Professor Ken Muneoka, Texas A&M College of Veterinary Medicine & Biomedical Science, is no stranger to disrupting the field of regeneration.
In a 2019 ground-breaking publication in Nature, Muneoka proved for the first time that joint regeneration in mammals was possible. Now, his team is again challenging other centuries-old beliefs about the fundamental science of the field, this time related to how mammals might regenerate damaged parts of the body.
In humans, the natural ability to regenerate is limited to tissues like the epidermis, the outermost layer of skin, and some organs, such as the liver.
Other species, most notably salamanders, can regenerate complex structures such as bones, joints, and even entire limbs. As a result, scientists have been studying these species for more than 200 years to try to understand the mechanisms behind limb regeneration in the hopes of someday translating those mechanisms to induce more extensive regeneration in humans.
That research has led to a common belief that the single biggest key for limb regeneration is the presence of nerves.
While that may be true for salamanders and other species, it isn’t the case in mammals, according to two of Muneoka’s recently published studies. The first study, published last year in the Journal of Bone and Mineral Research, established that mechanical loading (the ability to apply force to or with an affected area) is a requirement for mammals. The second, published earlier this year in Developmental Biology, established that the absence of nerves does not inhibit regeneration.
Together, these findings present a sizeable shift in the thinking of how regeneration could work in human medicine.
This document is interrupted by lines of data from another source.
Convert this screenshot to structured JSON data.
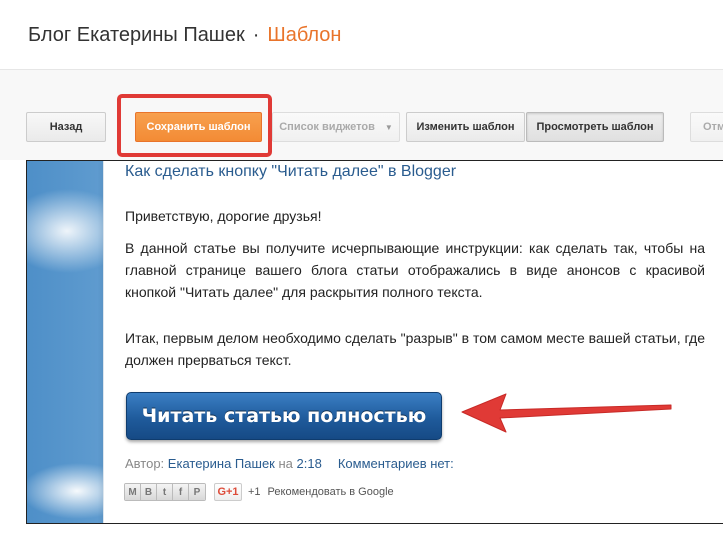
{
  "header": {
    "blog_name": "Блог Екатерины Пашек",
    "separator": "·",
    "section": "Шаблон"
  },
  "toolbar": {
    "back_label": "Назад",
    "save_label": "Сохранить шаблон",
    "widgets_label": "Список виджетов",
    "widgets_caret": "▼",
    "edit_label": "Изменить шаблон",
    "view_label": "Просмотреть шаблон",
    "more_label": "Отм"
  },
  "post": {
    "title": "Как сделать кнопку \"Читать далее\" в Blogger",
    "greeting": "Приветствую, дорогие друзья!",
    "paragraph1": "В данной статье вы получите исчерпывающие инструкции: как сделать так, чтобы на главной странице вашего блога статьи отображались в виде анонсов с красивой кнопкой \"Читать далее\" для раскрытия полного текста.",
    "paragraph2": "Итак, первым делом необходимо сделать \"разрыв\" в том самом месте вашей статьи, где должен прерваться текст.",
    "read_more_label": "Читать статью полностью",
    "author_prefix": "Автор:",
    "author": "Екатерина Пашек",
    "time_prefix": "на",
    "time": "2:18",
    "comments": "Комментариев нет:"
  },
  "share": {
    "icons": [
      "email-icon",
      "blogthis-icon",
      "twitter-icon",
      "facebook-icon",
      "pinterest-icon"
    ],
    "icon_glyphs": [
      "M",
      "B",
      "t",
      "f",
      "P"
    ],
    "gplus_label": "G+1",
    "gplus_count": "+1",
    "recommend_label": "Рекомендовать в Google"
  },
  "colors": {
    "accent": "#e9742b",
    "save_button": "#f38b35",
    "highlight": "#e03a36",
    "link": "#2a5c8f",
    "read_more_button": "#1f5b9c"
  }
}
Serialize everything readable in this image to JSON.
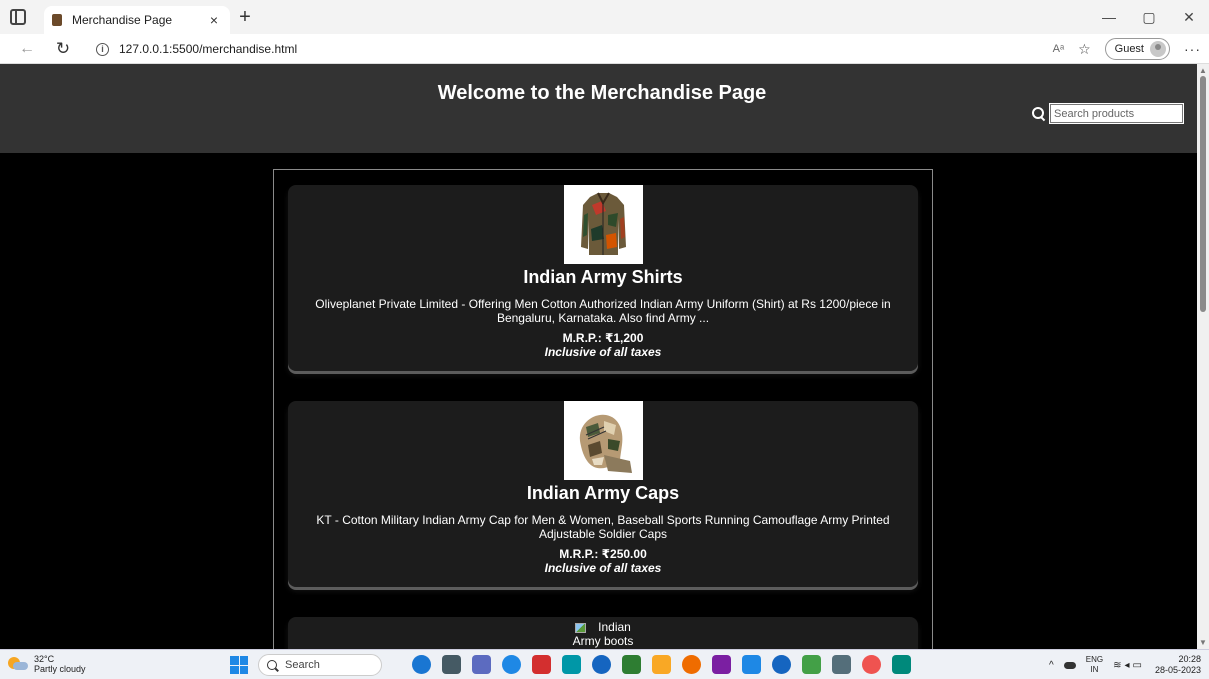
{
  "browser": {
    "tab_title": "Merchandise Page",
    "tab_close": "×",
    "new_tab": "+",
    "url": "127.0.0.1:5500/merchandise.html",
    "read_aloud": "Aᵃ",
    "profile_label": "Guest",
    "more": "···",
    "window_controls": [
      "—",
      "▢",
      "✕"
    ]
  },
  "page": {
    "title": "Welcome to the Merchandise Page",
    "search_placeholder": "Search products"
  },
  "products": [
    {
      "title": "Indian Army Shirts",
      "description": "Oliveplanet Private Limited - Offering Men Cotton Authorized Indian Army Uniform (Shirt) at Rs 1200/piece in Bengaluru, Karnataka. Also find Army ...",
      "price": "M.R.P.: ₹1,200",
      "tax_note": "Inclusive of all taxes",
      "image": "camouflage-shirt"
    },
    {
      "title": "Indian Army Caps",
      "description": "KT - Cotton Military Indian Army Cap for Men & Women, Baseball Sports Running Camouflage Army Printed Adjustable Soldier Caps",
      "price": "M.R.P.: ₹250.00",
      "tax_note": "Inclusive of all taxes",
      "image": "camouflage-cap"
    },
    {
      "image_alt_line1": "Indian",
      "image_alt_line2": "Army boots"
    }
  ],
  "taskbar": {
    "weather_temp": "32°C",
    "weather_desc": "Partly cloudy",
    "search_label": "Search",
    "lang_1": "ENG",
    "lang_2": "IN",
    "time": "20:28",
    "date": "28-05-2023",
    "app_colors": [
      "#1976d2",
      "#455a64",
      "#5c6bc0",
      "#1e88e5",
      "#d32f2f",
      "#0097a7",
      "#1565c0",
      "#2e7d32",
      "#f9a825",
      "#ef6c00",
      "#7b1fa2",
      "#1e88e5",
      "#1565c0",
      "#43a047",
      "#546e7a",
      "#ef5350",
      "#00897b"
    ]
  }
}
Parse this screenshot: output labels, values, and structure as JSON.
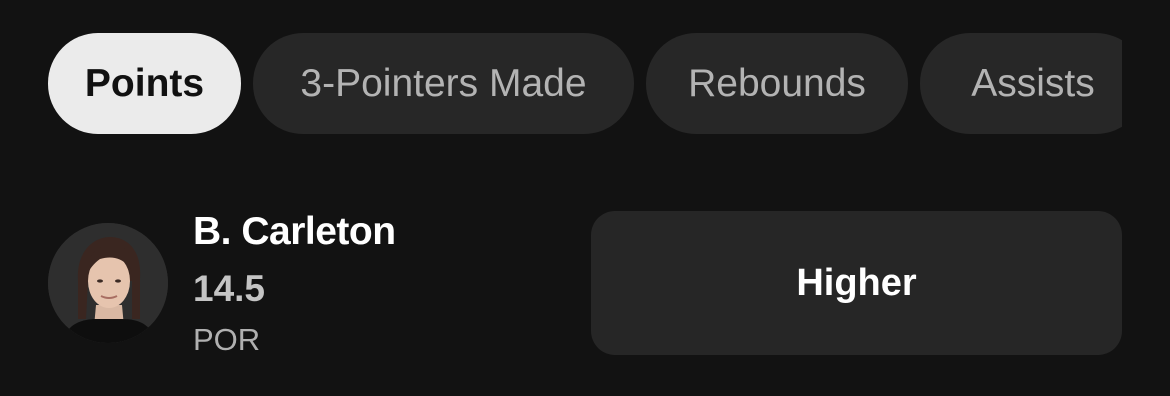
{
  "tabs": [
    {
      "label": "Points",
      "active": true
    },
    {
      "label": "3-Pointers Made",
      "active": false
    },
    {
      "label": "Rebounds",
      "active": false
    },
    {
      "label": "Assists",
      "active": false
    }
  ],
  "player": {
    "name": "B. Carleton",
    "line": "14.5",
    "team": "POR"
  },
  "actions": {
    "higher_label": "Higher"
  },
  "colors": {
    "background": "#121212",
    "tab_inactive": "#272727",
    "tab_active": "#ebebeb",
    "button": "#262626"
  }
}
“What these two studies show counteracts the two-century-old dogma that you need nerves to regenerate,” Muneoka said. “What replaces it in mammals is that you need mechanical loading, not nerves.”